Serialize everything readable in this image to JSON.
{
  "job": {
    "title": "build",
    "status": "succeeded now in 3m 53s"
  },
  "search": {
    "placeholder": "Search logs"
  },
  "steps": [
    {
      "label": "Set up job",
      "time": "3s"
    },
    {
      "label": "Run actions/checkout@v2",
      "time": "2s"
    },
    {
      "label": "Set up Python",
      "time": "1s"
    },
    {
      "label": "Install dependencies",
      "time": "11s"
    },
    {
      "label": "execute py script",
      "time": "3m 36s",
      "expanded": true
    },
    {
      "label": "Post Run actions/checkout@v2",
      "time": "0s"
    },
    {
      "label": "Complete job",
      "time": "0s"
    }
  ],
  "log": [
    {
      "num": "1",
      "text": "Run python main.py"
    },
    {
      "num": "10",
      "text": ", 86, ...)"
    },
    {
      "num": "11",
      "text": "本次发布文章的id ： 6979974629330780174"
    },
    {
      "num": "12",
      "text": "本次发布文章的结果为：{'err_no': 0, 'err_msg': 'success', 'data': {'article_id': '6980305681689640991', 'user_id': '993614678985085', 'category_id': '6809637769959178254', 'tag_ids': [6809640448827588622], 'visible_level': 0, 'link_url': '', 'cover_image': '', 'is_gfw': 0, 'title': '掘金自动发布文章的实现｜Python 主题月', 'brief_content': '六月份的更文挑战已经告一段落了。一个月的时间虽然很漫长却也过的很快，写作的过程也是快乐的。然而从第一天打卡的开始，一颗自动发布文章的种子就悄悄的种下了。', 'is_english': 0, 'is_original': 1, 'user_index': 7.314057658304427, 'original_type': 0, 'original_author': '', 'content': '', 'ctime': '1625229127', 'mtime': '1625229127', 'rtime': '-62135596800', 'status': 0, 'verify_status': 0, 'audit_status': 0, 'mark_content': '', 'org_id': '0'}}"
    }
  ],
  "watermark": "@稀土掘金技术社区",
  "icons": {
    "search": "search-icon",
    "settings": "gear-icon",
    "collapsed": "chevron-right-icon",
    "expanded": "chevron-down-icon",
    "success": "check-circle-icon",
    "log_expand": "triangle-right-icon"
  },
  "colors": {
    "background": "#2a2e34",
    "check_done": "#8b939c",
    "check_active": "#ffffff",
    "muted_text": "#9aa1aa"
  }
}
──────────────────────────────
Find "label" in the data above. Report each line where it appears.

      "label": "Set up job",
      "label": "Run actions/checkout@v2",
      "label": "Set up Python",
      "label": "Install dependencies",
      "label": "execute py script",
      "label": "Post Run actions/checkout@v2",
      "label": "Complete job",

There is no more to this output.